The need to penetrate the Chinese student market has been further exacerbated by the financial crisis and budget cuts at home. Some of the largest increases in foreign students are seen at public universities with severe funding cuts by state legislatures.

Public universities are particularly eager in welcoming foreign students, who lend international cachet and can also be charged higher out-of-state tuition. Like out-of-state US residents, international students pay twice as much as in-state residents.

Non-resident domestic students could fill these seats too, though universities do not see why they should be given preference. As Michael K. Young, president of the University of Washington, told The New York Times: “Is there any advantage to our taking a kid from California versus a kid from China? You’d have to convince me, because the world isn’t divided the way it used to be.”

Instead, foreign students are seen as assets who can help prepare local students for a highly connected world.

The US attracts huge numbers of foreign students, but with stringent caps on work visas, does not take advantage of these trained individuals in the workplace. So perhaps it works best for all that the latest cohort of Chinese students no longer yearns to work in the US.

Having immersed themselves in English language and American culture, the students take advantage of increasing opportunities at home. For decades, the rate of return to China remained low as students with advanced degrees did not see opportunities for research at home.
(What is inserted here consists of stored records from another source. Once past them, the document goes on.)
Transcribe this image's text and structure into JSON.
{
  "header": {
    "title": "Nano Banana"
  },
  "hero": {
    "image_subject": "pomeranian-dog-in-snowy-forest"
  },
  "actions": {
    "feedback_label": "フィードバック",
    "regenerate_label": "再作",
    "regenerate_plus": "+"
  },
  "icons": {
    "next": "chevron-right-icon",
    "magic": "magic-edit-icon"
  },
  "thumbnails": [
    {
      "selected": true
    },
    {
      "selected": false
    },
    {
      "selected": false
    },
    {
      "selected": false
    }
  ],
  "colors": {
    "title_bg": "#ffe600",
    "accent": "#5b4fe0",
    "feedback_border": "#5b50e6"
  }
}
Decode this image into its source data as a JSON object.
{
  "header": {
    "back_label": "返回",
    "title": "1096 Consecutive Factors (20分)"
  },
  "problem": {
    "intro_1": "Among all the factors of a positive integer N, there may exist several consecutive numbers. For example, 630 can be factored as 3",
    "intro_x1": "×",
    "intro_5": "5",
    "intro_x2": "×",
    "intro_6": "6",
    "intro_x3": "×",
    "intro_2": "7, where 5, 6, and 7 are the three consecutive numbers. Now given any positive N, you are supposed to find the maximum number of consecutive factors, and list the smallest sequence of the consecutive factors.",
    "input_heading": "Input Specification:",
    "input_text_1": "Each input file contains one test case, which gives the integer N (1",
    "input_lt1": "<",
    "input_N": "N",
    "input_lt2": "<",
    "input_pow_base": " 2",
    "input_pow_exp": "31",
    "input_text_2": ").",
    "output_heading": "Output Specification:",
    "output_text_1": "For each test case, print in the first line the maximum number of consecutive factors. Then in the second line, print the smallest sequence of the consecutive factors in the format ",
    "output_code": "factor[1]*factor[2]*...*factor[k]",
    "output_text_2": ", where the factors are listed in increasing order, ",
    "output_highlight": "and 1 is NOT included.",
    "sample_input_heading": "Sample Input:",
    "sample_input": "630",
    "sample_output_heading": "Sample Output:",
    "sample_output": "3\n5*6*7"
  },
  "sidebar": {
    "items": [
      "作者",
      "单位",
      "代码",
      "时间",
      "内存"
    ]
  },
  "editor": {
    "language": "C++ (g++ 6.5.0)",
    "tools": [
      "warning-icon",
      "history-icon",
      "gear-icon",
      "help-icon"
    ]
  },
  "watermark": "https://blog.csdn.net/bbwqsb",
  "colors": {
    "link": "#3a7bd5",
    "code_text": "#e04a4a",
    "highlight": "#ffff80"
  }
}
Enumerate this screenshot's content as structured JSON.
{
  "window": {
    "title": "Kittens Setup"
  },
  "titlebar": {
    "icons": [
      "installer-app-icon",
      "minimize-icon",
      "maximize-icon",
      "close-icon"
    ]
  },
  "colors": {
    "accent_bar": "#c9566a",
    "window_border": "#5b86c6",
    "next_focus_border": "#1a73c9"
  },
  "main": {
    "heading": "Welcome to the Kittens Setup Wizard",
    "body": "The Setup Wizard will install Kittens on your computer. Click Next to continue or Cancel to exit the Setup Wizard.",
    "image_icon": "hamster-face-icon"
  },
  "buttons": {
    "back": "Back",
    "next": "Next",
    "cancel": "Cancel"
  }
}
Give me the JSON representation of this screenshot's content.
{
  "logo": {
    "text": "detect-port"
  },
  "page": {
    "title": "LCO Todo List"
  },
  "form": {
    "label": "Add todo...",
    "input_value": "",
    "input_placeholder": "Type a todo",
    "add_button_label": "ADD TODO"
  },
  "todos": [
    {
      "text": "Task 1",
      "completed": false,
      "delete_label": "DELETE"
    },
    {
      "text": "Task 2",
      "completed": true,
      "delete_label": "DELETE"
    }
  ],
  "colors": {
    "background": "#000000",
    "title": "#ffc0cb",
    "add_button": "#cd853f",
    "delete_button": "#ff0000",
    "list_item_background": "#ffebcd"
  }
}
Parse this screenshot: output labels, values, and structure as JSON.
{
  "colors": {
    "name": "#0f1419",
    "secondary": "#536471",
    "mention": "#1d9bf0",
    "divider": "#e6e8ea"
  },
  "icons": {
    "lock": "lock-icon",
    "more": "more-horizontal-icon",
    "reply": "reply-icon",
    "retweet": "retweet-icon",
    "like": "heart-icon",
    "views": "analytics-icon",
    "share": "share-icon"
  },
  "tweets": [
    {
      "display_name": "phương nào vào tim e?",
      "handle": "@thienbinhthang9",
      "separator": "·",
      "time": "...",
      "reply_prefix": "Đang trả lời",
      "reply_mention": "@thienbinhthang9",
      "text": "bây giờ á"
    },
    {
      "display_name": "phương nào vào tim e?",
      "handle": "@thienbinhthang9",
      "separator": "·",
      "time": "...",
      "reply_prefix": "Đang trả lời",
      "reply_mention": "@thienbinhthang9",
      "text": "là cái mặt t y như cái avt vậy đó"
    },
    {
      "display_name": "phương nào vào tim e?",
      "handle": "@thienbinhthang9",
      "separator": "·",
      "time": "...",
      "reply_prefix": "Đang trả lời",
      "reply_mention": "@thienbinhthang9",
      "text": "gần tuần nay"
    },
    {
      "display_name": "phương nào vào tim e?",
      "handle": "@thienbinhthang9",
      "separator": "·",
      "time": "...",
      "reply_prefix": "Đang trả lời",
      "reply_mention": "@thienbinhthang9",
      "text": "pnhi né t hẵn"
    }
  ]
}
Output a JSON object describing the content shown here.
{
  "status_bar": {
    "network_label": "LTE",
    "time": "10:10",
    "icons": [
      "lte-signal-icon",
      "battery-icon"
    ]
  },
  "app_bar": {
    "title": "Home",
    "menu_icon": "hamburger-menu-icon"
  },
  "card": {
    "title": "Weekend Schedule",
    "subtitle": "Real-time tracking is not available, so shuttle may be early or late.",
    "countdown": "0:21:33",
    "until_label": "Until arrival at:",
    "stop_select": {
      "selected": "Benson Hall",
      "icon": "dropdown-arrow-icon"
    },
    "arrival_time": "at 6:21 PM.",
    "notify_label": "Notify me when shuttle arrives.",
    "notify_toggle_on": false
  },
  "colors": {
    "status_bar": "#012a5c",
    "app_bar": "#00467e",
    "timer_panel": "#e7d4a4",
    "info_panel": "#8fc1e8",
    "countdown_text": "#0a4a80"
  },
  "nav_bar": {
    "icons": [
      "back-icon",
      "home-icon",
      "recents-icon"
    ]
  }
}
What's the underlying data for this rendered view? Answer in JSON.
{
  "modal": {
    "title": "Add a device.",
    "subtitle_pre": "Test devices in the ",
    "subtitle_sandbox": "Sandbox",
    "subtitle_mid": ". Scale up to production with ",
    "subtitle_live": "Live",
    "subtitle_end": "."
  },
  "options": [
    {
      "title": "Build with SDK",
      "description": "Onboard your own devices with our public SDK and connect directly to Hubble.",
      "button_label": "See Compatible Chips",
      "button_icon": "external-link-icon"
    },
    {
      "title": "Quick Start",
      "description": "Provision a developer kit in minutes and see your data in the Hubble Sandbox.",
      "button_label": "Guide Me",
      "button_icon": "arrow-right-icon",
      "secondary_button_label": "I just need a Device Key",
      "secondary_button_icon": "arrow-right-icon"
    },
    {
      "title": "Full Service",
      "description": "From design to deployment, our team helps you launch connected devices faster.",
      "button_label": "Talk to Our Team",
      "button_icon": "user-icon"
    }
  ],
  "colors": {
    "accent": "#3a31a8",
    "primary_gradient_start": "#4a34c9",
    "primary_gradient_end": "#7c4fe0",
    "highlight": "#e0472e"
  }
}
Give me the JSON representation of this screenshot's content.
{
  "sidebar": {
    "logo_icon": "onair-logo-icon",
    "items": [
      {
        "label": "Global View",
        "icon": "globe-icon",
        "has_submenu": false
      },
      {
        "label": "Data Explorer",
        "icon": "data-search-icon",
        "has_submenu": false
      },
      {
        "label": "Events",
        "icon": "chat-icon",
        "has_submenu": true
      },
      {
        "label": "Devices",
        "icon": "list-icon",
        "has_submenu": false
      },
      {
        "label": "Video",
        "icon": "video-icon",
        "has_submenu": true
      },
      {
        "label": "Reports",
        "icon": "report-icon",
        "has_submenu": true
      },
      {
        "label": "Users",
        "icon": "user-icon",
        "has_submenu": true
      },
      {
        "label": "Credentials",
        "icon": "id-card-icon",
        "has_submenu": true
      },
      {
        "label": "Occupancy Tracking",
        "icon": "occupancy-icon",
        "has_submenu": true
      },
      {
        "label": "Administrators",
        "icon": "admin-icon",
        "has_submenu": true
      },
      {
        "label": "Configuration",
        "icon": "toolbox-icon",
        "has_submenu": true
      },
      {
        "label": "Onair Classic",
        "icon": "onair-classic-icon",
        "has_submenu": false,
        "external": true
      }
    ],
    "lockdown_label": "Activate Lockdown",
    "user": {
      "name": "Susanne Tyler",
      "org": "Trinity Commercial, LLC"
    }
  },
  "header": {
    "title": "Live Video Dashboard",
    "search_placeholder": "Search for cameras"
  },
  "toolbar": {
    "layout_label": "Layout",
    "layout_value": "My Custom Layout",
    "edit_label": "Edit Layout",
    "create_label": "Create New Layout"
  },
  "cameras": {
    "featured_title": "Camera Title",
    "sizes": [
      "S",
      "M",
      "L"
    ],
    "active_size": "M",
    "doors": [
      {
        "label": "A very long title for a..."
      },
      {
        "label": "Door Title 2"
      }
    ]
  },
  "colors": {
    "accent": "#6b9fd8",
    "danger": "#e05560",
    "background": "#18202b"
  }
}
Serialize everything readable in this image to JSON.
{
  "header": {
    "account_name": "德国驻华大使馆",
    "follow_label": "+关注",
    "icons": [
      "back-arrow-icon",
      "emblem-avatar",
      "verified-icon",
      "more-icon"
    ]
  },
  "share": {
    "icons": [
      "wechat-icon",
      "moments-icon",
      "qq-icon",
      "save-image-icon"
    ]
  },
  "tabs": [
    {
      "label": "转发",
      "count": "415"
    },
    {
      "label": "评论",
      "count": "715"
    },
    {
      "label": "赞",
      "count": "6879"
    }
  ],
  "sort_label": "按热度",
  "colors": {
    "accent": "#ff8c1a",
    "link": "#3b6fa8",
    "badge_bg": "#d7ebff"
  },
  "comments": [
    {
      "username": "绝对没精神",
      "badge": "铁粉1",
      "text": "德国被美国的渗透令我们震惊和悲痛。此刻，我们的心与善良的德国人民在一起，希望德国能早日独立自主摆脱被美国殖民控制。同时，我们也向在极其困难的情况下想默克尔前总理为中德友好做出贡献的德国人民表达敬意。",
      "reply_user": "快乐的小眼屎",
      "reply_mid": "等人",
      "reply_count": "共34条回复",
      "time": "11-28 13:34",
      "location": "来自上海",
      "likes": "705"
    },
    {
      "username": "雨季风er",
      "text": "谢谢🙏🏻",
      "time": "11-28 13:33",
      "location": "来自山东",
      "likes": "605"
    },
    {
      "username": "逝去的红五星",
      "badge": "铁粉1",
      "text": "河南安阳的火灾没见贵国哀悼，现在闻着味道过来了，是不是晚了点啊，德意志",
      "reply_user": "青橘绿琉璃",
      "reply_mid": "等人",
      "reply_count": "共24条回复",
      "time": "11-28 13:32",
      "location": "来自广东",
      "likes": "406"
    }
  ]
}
Last year, more than 272,000 Chinese returned after completing their education abroad, 86,700 more than in 2011; a 46 per cent increase, according to the Ministry of Education.

Collectively, these students hold the key to transforming China. “This is where the action is,” Vanbergen concluded. “There is a huge shortage of bilingual, bicultural talent required to take China into the next stage of development from an export-based to a domestic consumption-based economy. Students with these backgrounds are ideally positioned to fill this demand.”

Hassan Siddiq studied grand strategy at Yale College and is the founder of www.dailythem.es, a peer-to-peer community focused on writing better. Reprinted with permission from YaleGlobal Online.http://yaleglobal.yale.edu

 
This article appeared in the South China Morning Post print edition as More Chinese students want a US education, but fewer stay for a job